“I guess. I don’t know… I just do what, hmm, I’m not sure.”
Do you think it is the sort of thing that if you overthink it, it takes the magic away, like it kills the idea?
“I am already overthinking it! So, yeah. I’m not sure. [Laughs] It is what we do, and I guess the whole point of playing in a rock band is that you're not thinking. You're just doing something. I can’t speak for anyone else, though.”
And then your sound with the Pretenders is so lush and rich, there’s a lot going on there…
“Ah, well that is down to my guitar players in the band, and I kind of orchestrate it. I know what I want it to sound like. The secret to my success is that I have surrounded myself with people who are better than me. But I have an ear. I have a good ear, I guess, to know what everybody else should be doing.”
If you were coming from a punk background, James Honeyman-Scott was the perfect fit for adding the melody on top of all that.
“Yeah, Jimmy didn’t like punk. He thought it was too angry. He liked melody.”
What drew you to punk?
“Well punk was more about getting rid of prog rock. Punk was made by a bunch of kids who couldn’t really play good. That was when I thought I was too old to get into a band. When punk started, I must have been coming up for about 25, and at that point, traditionally, I was too old to get in a band. I mean, the Beatles had broken up by the time they were 29. It was a different world.
“What characterized punk for me was that it was very much a non-discrimination thing. Having said that, they were also obsessed with it being working class, as the English always are.
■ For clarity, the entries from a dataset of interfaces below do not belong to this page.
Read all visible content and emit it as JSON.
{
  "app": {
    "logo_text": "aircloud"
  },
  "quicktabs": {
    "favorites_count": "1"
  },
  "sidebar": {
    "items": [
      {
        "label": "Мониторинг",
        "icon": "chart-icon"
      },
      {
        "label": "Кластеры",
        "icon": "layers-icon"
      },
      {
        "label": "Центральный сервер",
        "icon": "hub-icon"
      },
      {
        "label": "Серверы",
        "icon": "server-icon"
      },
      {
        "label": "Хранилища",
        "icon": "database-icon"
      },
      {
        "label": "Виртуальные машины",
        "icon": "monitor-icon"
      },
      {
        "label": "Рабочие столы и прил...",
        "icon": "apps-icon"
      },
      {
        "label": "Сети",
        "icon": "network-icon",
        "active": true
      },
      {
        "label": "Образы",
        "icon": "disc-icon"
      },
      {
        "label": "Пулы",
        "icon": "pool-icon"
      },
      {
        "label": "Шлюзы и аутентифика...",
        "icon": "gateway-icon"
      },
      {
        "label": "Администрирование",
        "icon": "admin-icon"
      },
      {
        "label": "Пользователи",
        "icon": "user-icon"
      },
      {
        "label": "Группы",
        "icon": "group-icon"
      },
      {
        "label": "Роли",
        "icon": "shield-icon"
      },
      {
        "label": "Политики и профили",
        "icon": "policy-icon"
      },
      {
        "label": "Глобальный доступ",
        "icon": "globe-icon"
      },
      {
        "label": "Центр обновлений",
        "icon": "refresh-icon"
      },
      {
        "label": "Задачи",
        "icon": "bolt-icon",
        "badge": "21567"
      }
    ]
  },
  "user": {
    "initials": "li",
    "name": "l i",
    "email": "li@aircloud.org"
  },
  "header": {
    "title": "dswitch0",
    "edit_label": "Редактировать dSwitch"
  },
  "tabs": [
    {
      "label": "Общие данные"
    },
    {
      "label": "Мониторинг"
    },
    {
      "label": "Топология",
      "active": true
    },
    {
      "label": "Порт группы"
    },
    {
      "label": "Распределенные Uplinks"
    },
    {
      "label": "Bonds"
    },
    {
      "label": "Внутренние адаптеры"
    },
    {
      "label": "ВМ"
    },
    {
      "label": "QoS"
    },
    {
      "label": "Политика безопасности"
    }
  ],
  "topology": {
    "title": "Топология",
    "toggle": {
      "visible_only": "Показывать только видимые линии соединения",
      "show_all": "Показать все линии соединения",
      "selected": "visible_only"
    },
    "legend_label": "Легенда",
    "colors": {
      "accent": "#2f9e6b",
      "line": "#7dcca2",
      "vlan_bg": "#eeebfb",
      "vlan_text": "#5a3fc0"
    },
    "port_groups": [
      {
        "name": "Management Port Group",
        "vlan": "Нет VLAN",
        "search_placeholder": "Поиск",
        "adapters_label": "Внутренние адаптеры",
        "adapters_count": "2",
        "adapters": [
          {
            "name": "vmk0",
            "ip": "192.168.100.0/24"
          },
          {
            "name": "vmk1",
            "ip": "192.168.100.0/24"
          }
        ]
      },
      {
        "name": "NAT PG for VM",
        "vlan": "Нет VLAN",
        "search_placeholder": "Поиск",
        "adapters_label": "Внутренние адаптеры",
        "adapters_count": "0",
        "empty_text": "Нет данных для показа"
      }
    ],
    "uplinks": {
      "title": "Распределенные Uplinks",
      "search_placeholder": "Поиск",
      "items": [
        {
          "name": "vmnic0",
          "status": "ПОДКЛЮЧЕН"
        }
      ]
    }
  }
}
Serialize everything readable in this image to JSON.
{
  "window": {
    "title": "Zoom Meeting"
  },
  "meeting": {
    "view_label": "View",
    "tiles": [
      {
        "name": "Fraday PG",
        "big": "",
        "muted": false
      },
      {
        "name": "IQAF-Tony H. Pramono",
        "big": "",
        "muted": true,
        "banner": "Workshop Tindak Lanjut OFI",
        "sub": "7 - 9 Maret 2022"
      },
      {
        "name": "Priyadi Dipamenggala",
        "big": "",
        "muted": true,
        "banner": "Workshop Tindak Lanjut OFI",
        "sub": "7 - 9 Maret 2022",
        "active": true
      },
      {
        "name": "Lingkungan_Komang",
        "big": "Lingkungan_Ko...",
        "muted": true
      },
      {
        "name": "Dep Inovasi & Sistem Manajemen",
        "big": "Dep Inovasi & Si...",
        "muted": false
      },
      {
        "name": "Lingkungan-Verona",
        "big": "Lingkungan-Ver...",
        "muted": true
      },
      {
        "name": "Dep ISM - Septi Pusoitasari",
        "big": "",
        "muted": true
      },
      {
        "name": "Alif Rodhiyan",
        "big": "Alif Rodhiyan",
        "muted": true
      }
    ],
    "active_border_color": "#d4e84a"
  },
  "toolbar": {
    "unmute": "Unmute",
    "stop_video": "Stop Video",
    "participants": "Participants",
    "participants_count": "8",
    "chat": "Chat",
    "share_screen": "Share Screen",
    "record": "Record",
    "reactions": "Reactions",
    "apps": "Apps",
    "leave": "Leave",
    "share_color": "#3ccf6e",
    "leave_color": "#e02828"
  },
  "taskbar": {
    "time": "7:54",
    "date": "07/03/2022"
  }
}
“The class system figured into it but I couldn’t relate to that. I didn’t know what the class system was. But certainly, maybe being a couple of years too old, being a girl, all these things were going to figure into the punk thing because it wasn’t part of the punk conversation. That’s when I thought I could sneak in there.”
And your tastes soon evolved?
“Punk wasn’t necessarily very musical, and that’s where I didn’t really fit into a punk band, because I grew up on American radio; I probably had kind of a more diverse background to most of my punk colleagues who grew up on Mott the Hoople and Van Der Graaf Generator, or whatever they were listening to.”
You’ve played with some phenomenal players. What do you look for in a guitarist?
“Well, they just have to look the part and play great, y’know. You know immediately, just by the way they hold the guitar, just by the way they walk down the street. It is more than just the playing; it is the general sensibility. Not many people have it.”
James Walbourne is similar to James Honeyman-Scott in a sense. He, too, can play anything, and he has a keen ear for melody…
“Absolutely. He is a natural successor to Jimmy. He’s got a very similar sensibility in what he likes, in his sense of melody.”
Do you play much at home?
“Yeah, sometimes, not so much. I paint at home. I am very quiet at home. And I don’t have a studio or anything.”
What do you play through when you are at home?
“Nothing. And that’s mainly how I wrote all my songs at first because I didn’t want to disturb anyone. I’ll sometimes have an acoustic guitar. I don’t have one here at the moment, but that would be another go-to for writing.”
One thing we have a lot of at the moment is time. Have you done any writing?
“Yeah, I have. We have about half an album done, written remotely. I was going to be in 70 different cities last year and I wasn’t in any, so obviously it freed me up to do things I never had time for. I have listened to [BBC] Radio Three and heard classical musicians say the same thing – no performing is a drag, but people have gotten on with things they didn’t have the time for.
“That is going to eventually get frustrating but, remember, it has only been year. It is not like there has been five years of this. James and I are going to go in and start trying to get in a rehearsal room and just play a little bit, because it is getting frustrating.”
For more information on the Chrissie Hynde Telecaster, head to Fender.com.